NASHVILLE, Tenn. — Kentucky believed it could catch Georgia by matching the intensity that kept the Bulldogs ahead for most of the game.
The Wildcats just needed more than 30 minutes before finally turning the tables and earning a hard-fought victory.
Jamal Murray scored 26 points, Tyler Ulis added 25 and both keyed a late 11-3 run that helped No. 16 Kentucky put away Georgia 93-80 in Saturday’s semifinals of the Southeastern Conference Tournament.
Isaiah Briscoe’s putback with 8:16 left put the Wildcats up 68-67 and Murray followed with two free throws.
After Houston Kessler’s jumper got Georgia within one, Ulis scored five points while Murray’s layup capped the the critical run that pushed second-seeded Kentucky ahead to stay and into Sunday’s championship against top-seeded Texas A&M.
“That was a great test,” Kentucky coach John Calipari said. “We got down, and we didn’t stop. We kept playing. We had to make big plays and big rebounds down the stretch to even think about beating them.”
Briscoe (12 points, seven rebounds) was also important down the stretch with a jumper and feed to Marcus Lee for a dunk as Kentucky (25-8) had to work hard to make its third straight SEC final.
Yante Maten had 20 points, J.J. Frazier 19 and Kenny Gaines 16 for sixth-seeded Georgia (19-13), which led most of the game before faltering down the stretch.
“I was proud of my team for the effort that they gave, and we just couldn’t close it,” Georgia coach Mark Fox said.
Derek Willis came off the bench to score 14 points and grab seven rebounds. Alex Poythress added 10 points for Kentucky, which used 56 percent shooting in the second half to finish 29 of 58 for the game.
Though Georgia’s NCAA prospects remained to be determined, the Bulldogs succeeded in giving Kentucky a game for more than 30 minutes. But the physical strain of playing a third game in as many days and second in less than 24 hours appeared to catch up with the Bulldogs, who struggled to stop the Wildcats inside.
Frazier rolled his left ankle early in the second half and said it affected him some down the stretch. If anything, he said, “we just didn’t make the necessary plays at the end.”
Kentucky did and finally put a blue-clad crowd at Bridgestone Arena at ease after keeping it anxious for much of the game as Georgia controlled the tempo and momentum with a timely basket or rebound.
Nothing came easily.
Georgia’s 61 percent shooting, including 6-of-12 from long range, helped build its 49-44 lead at the break. It set a quick pace that had the Wildcats reacting for most of the half, and its top trio of Maten, Gaines and Frazier combined to score 32 points.
“They were making every shot,” Calipari added. “I mean, they were making jump hooks, fadeaways, bank 3s.”
The Bulldogs couldn’t sustain it in the second half, shooting just 35 percent to finish 49 percent from the field.

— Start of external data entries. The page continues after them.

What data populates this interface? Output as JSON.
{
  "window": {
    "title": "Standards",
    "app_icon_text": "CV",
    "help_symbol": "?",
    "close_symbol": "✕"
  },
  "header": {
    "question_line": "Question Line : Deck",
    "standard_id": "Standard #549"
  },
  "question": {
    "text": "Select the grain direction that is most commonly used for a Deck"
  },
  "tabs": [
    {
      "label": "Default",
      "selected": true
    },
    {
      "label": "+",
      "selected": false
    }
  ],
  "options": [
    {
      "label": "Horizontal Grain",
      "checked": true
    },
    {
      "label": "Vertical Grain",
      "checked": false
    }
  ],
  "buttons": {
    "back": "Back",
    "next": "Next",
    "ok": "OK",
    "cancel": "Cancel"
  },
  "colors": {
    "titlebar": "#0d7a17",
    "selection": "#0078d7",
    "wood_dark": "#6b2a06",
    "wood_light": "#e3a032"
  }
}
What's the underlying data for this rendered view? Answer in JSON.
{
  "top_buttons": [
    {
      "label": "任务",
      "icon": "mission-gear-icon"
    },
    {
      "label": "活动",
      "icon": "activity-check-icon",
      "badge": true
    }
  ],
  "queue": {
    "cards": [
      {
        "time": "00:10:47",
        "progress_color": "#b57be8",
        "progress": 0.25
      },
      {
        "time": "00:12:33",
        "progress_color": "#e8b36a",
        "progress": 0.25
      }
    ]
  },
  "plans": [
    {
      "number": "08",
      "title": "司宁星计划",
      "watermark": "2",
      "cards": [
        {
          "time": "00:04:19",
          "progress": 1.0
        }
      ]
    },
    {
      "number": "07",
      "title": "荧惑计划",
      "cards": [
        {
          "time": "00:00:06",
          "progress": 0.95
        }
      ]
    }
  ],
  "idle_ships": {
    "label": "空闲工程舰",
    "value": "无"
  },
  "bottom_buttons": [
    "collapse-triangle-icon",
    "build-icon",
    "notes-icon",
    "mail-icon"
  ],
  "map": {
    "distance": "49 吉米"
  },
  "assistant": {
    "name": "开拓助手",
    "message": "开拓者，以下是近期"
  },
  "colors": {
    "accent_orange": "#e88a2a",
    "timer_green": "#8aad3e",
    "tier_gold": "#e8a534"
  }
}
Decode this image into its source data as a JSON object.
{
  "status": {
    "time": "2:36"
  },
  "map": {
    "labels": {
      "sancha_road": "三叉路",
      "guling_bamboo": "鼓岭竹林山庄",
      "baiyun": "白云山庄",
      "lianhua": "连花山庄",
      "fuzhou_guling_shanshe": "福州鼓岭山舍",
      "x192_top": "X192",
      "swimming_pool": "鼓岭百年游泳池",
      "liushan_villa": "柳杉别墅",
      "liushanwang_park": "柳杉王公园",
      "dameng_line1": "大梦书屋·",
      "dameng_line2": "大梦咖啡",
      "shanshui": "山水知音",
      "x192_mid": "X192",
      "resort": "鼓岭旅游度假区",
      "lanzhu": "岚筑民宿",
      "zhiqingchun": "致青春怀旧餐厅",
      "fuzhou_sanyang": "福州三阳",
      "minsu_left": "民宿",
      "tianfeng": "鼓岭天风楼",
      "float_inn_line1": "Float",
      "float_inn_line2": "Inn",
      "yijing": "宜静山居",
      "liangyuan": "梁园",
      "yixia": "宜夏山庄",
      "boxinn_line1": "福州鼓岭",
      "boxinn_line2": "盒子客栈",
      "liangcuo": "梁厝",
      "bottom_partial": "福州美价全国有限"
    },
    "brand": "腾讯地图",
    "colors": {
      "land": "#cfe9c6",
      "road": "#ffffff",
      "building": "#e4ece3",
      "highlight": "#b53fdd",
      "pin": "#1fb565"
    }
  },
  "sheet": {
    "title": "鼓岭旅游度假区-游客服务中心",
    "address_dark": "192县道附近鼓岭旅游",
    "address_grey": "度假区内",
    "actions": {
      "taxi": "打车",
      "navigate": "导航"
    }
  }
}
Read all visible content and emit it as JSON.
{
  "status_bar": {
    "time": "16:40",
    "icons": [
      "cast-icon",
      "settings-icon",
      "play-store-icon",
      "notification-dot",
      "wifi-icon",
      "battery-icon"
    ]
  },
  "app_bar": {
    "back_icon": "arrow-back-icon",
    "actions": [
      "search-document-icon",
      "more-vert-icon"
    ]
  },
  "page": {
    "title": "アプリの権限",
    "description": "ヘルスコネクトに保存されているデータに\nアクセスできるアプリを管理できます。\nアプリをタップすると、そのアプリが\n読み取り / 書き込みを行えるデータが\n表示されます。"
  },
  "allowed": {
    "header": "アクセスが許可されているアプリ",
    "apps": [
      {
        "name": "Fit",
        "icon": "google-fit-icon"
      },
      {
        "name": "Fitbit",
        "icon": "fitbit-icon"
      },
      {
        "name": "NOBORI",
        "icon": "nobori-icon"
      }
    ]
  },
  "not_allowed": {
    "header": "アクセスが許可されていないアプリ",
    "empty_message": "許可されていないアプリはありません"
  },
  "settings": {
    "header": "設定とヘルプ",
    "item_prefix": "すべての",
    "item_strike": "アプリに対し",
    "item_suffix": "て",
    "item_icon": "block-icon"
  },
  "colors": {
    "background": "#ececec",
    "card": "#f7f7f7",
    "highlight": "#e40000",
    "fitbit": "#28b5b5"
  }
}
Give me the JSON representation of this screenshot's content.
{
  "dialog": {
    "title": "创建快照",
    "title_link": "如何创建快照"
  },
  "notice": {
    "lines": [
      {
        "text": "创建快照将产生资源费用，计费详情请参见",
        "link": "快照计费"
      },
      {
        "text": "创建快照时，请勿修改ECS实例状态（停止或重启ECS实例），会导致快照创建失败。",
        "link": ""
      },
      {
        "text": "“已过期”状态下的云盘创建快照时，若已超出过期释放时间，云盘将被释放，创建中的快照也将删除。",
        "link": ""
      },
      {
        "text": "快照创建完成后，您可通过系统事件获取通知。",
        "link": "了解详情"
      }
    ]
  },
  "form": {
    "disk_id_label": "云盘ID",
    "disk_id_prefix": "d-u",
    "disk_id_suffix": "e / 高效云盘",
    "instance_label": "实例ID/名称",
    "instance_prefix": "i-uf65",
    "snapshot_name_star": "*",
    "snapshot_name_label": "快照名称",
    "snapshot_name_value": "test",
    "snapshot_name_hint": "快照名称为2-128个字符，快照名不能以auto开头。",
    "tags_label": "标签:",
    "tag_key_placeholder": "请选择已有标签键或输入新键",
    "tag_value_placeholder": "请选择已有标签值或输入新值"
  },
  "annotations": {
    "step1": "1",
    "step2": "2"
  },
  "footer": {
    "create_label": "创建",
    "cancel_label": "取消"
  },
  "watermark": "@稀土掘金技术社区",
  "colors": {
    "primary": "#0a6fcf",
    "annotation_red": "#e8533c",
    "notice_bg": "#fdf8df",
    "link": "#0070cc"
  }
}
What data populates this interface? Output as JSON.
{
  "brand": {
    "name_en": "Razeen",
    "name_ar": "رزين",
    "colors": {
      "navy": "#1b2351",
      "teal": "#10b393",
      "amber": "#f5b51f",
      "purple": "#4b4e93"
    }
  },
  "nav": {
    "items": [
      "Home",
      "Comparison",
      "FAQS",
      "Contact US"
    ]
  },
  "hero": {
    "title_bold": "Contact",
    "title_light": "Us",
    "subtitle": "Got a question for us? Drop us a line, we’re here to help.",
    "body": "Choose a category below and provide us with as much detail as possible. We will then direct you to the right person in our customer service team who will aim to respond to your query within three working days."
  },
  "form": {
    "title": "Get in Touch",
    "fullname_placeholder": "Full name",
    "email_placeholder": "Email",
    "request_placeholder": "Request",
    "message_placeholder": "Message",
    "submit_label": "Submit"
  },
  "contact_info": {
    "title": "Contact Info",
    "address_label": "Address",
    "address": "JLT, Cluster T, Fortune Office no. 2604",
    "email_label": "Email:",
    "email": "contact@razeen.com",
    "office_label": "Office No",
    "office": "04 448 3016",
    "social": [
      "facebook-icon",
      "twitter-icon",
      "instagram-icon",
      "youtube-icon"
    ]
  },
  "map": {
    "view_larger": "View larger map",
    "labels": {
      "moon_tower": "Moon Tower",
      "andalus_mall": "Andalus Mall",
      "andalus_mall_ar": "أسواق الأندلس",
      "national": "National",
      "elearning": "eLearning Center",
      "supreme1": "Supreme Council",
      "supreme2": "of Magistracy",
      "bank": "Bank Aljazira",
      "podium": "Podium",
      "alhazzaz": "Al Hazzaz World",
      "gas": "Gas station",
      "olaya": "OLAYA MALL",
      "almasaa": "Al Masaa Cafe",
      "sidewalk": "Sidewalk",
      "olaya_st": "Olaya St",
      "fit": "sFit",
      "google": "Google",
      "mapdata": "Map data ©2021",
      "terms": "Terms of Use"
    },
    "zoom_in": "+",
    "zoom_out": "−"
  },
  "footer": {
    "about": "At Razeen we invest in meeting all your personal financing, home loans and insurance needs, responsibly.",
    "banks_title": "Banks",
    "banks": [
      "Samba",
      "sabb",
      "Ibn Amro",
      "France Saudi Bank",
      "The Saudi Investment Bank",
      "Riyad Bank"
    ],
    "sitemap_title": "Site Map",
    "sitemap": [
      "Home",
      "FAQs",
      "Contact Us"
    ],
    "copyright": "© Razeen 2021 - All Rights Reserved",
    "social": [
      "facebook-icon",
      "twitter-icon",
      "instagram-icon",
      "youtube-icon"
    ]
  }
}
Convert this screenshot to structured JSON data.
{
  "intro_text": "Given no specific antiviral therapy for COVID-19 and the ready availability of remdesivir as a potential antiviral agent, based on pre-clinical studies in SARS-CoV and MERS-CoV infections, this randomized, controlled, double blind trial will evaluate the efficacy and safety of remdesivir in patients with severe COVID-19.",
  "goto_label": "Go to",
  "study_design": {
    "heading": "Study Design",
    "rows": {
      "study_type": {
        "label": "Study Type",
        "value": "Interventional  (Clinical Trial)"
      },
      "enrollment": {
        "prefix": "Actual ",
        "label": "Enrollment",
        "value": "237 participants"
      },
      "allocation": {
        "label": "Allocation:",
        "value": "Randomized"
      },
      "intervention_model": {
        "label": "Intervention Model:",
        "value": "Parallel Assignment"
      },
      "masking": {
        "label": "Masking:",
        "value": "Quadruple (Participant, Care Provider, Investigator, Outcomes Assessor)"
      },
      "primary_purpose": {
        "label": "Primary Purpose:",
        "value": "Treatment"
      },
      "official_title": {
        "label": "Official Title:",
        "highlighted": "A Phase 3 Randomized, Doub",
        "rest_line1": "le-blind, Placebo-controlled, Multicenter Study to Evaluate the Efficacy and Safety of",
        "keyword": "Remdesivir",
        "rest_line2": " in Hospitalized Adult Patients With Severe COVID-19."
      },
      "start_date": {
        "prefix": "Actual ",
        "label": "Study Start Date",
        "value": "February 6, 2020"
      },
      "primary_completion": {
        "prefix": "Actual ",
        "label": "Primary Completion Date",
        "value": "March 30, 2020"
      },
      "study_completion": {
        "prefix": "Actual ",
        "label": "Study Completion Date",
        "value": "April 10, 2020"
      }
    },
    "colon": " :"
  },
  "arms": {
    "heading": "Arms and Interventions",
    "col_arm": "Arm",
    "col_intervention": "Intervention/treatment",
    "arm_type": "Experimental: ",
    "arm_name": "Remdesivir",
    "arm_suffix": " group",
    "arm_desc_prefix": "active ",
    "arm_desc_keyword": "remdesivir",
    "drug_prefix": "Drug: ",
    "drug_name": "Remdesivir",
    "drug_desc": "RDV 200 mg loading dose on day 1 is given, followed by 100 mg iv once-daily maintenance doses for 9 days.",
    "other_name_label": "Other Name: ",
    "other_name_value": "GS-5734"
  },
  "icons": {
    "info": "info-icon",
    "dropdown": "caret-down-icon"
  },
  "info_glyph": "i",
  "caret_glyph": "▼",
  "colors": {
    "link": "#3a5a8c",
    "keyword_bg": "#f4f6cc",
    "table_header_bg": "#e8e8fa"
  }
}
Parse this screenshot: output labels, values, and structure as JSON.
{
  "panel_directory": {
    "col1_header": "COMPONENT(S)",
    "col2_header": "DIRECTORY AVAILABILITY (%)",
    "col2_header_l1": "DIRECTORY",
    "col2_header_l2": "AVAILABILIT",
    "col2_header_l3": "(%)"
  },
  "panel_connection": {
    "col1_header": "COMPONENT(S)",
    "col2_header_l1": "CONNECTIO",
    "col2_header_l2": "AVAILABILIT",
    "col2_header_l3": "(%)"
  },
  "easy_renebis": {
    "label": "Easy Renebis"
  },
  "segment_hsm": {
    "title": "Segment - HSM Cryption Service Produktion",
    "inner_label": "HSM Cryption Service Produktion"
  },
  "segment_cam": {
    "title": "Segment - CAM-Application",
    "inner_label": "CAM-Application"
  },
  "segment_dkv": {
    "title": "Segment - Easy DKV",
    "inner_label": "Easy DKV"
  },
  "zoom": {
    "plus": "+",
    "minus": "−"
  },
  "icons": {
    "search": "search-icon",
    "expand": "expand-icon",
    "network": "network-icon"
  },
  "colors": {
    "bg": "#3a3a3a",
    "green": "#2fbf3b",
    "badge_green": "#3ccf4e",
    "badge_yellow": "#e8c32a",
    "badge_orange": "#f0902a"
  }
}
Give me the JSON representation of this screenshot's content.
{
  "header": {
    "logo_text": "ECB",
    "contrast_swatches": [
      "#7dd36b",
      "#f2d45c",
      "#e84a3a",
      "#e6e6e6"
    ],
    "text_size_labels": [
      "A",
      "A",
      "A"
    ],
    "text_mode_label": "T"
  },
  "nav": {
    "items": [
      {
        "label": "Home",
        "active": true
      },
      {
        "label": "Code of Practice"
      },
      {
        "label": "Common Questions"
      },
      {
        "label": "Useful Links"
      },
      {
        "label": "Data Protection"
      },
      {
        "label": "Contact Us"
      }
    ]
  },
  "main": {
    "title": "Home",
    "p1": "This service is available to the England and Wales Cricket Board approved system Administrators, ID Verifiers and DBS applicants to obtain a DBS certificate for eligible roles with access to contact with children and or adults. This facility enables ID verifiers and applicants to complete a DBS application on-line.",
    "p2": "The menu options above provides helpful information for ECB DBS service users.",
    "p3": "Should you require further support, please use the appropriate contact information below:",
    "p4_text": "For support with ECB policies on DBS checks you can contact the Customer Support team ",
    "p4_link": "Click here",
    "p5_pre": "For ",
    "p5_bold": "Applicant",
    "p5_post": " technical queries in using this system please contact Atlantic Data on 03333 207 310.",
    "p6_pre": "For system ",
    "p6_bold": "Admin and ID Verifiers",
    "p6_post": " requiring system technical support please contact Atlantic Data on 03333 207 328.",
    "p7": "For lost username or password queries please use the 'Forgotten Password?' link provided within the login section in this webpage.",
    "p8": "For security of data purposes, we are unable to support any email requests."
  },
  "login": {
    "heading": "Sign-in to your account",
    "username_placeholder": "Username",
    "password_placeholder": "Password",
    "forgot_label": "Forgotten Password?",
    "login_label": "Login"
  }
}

Kentucky also outrebounded the Bulldogs 31-29 and outscored them 34-24 in the paint.
“We were able to play our speed and our pace,” Murray said, “and it worked out for us.”